This my first fan fic, so please be nice to me about it. It is based loosely on the character I play in Dungeons and Dragons. This is an idea I have had for a while, although at this point, I don't quite know where it is going. The end is still not clear to me, but as with all my writing, it will come to me.
Disclaimer; I do not own D&D. I only own the characters in this story.
A Bard's Tale
Chapter one. The storm
Blazewind ducked quickly into the run down old tavern, and let the rickety old door close with a squeak behind her. She looked around the shabby, dimly let place at the wooden tables scattered around the room, most of them all occupied by people of differant races, and at the bar along the back, with a tall man behind it. She took an empty table near the bar and set her things on the floor, using her hands to force the rainwater from her red hair. Her two long braids were flat from the rain, and her bright colored clothes were soaked. She took off her green cloak and hung it over a chair, hoping that it might at least begin to dry, before she put it on again.
"I see you were caught in the rain mylady," said the bartender, looking up from the bar. Blazewind nooded.
"I suppose you will be needing a drink," the bartender said next.
"Yes, I would like a drink. Perhaps some domestic beer."
The man walked away, and soon returned with her glass, which he placed on the table. "Colorful clothing you have there," he commented. "You are a traveling bard?" Blazewind nodded, and the man went on. "Perhapes you would care to entertain my wet patrons until they dare to venture back out into this weather. I would bet that you could earn a good bit from this crowd for your trouble."
"I will be happy to sing a few ballads, and play a few songs," Blazewind said, as she sipped her drink.
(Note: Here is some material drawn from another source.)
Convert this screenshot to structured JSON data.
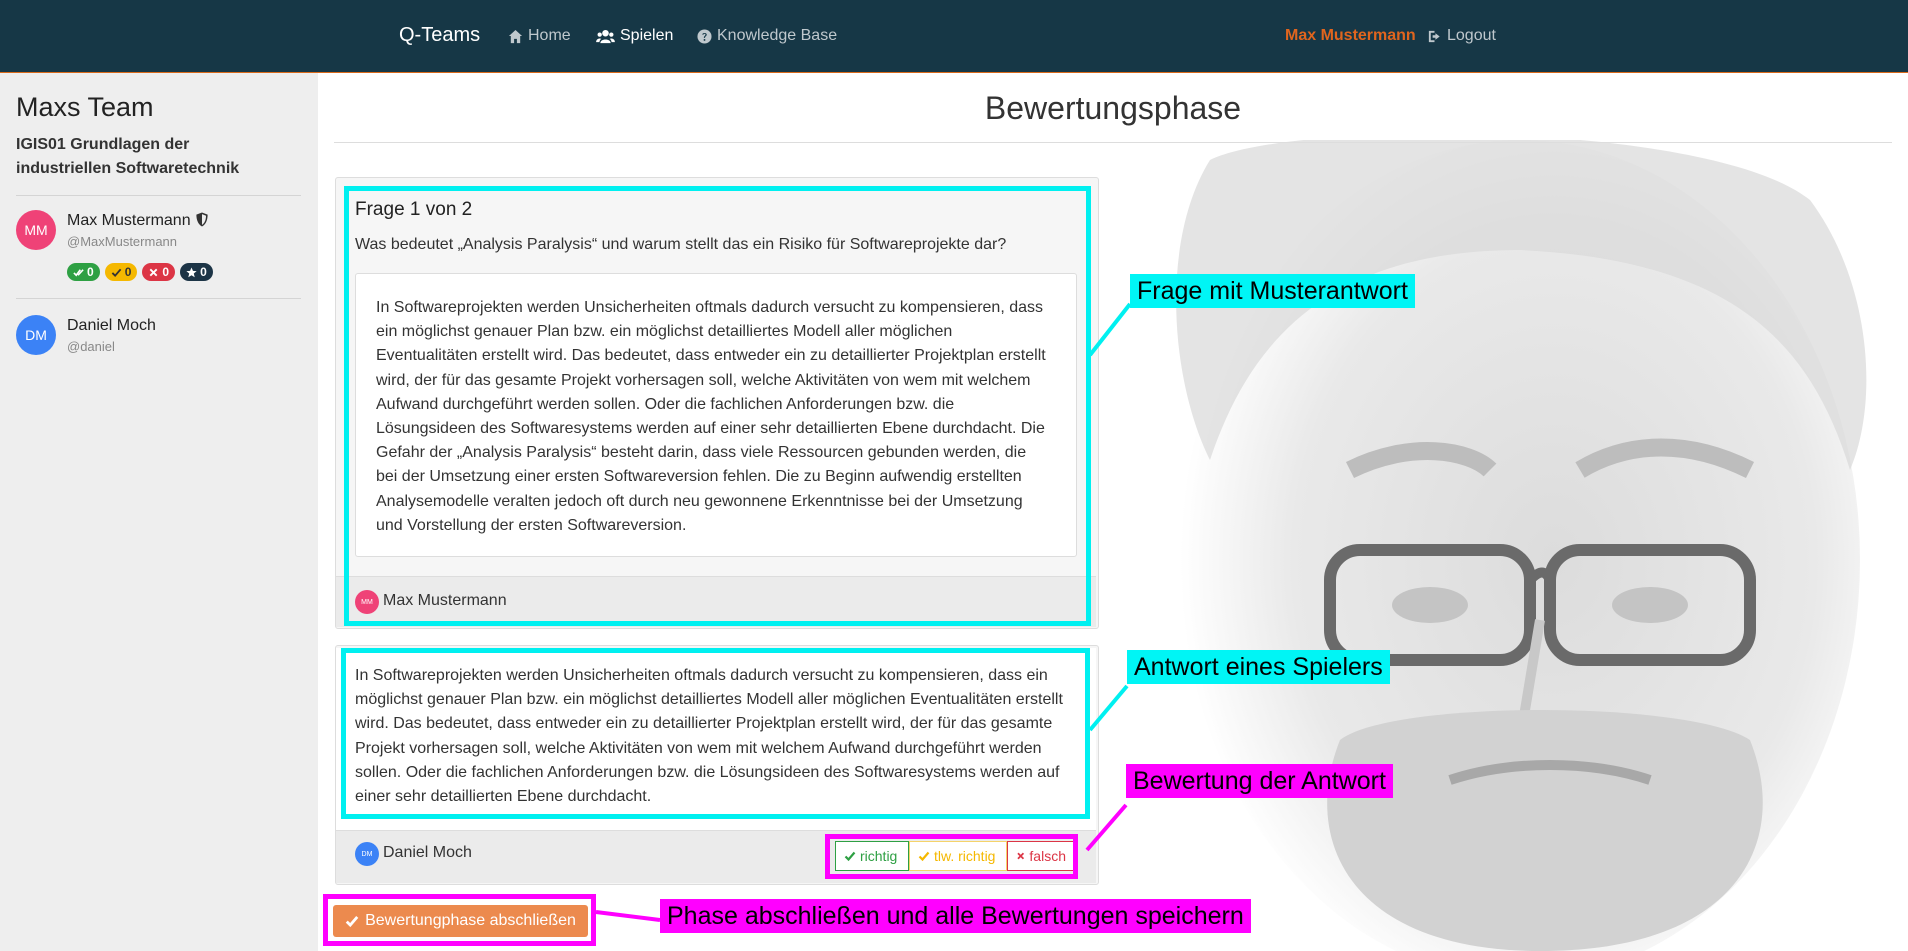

She was greatly surprised that this man was asking her to play in his tavern. She could recall so many times of having to practacally beg for the right to earn her living in so many of these little towns and villages. "I don't think I am going very far tonight. Is there an inn in the village that might have a room for me for the night. A place to sleep and wait out the storm?" Thunder banged in the distance, and Blazewind jumped to her feet with fright.
In the corner, two small halfling men, who were both under four feet tall, and both louding acting out a story they were telling to their very small female table mate, laughed at the young performer's nerves.
"You think yourself to be roadworthy and yet you can't even handle a little thunder" one said, putting his drink down with a loud bang. His companions laughed.
"She might be fine on the road," said the other tiny little man, "that is untill the rain begins."
Blazewind felt that she could easily give both of the men a piece of her mind. She reached for the sowrd that she wore at her waist, and thought of shaking them up a little. The nerve of such little people to laugh at an angry traveler. She changed her mind about doing something like that and instead thought of a song to sing for the people. She knew in her heart that she was a performer, not a fighter. Besides, those men were so tiny.
"I was not afraid," said blurted out to the men, as she finished her drink. "It just caught me by surprise." She would not give them the satisfaction of knowing that she had been jumpy in thounder storms since she was a little girl.
"About that inn, my good man," she said looking back to the bartender. He gave her the directions to a small local inn, and refilled her glass. She nodded her thanks as he clapped his hands together, trying to get the attention of the crowd.
"If you would give this pretty young lady bard some of your attention, she has agreed to sing, and play for us all tonight." The crowd of mostly drunk man, and a few woman, half of them in fighters armor, clapped their hands, and cheered noisilly.
Blazewind took her wooden panflute from her bag, and began to play. The two noisy halflings had finally stopped their disruptive behaviour, and no one else made much sound either. She played untill half the crowd was gone, and the rest looked ready to depart from the place.
"I must go to the inn to sleep right away, and be back out on the open road tomorrow," she said, "but I will sing one last song before I do. This was written for me six years ago by a man who knew I would sing it the way he told me that he heard it in his head. He was the one who taught me the ways of the road, and most everything else I know. The name of the song is 'The Ballad of Freedom.'" The crowd sat, staring at her in great attention as she sang fer final song of the night, and at the end, even the disruptive halflings clapped their tiny hands together as they got up to leave.
Blazewind could still hear the rain pouring down from the heavens in huge droplets, as she sat up in her bed, unable to sleep. The thunder was worse now than ever, and she shook her head in disbelief at herself, for still feeling so afraid of it. It was after all only the weather, and could not hurt her. But still, she was afraid. The day shew had seen both of her parents bodies, laying dead in the doorway to their old home, it had been in the middle of a thunderstorm. No wonder she was afraid of it, with a memory like that still freash in her mind after nearly twelve years. She played her panflute for awhile, thinking that there was never any harm in more practice. She began to play the ballad of freedom and as she did, she began to think back to the man who had written it for her.
"No one in the whole land will ever play, or sing this as well as you," Jamis StormyBrooke had said years ago, as he taught her the melody. She could now recall his bright, playfull smile, which reached nearly to his pointed ears. She recalled with a start that it had indeed been five years since she had last seen him alive, and as she went back to her song, she once again swore to agenge his death.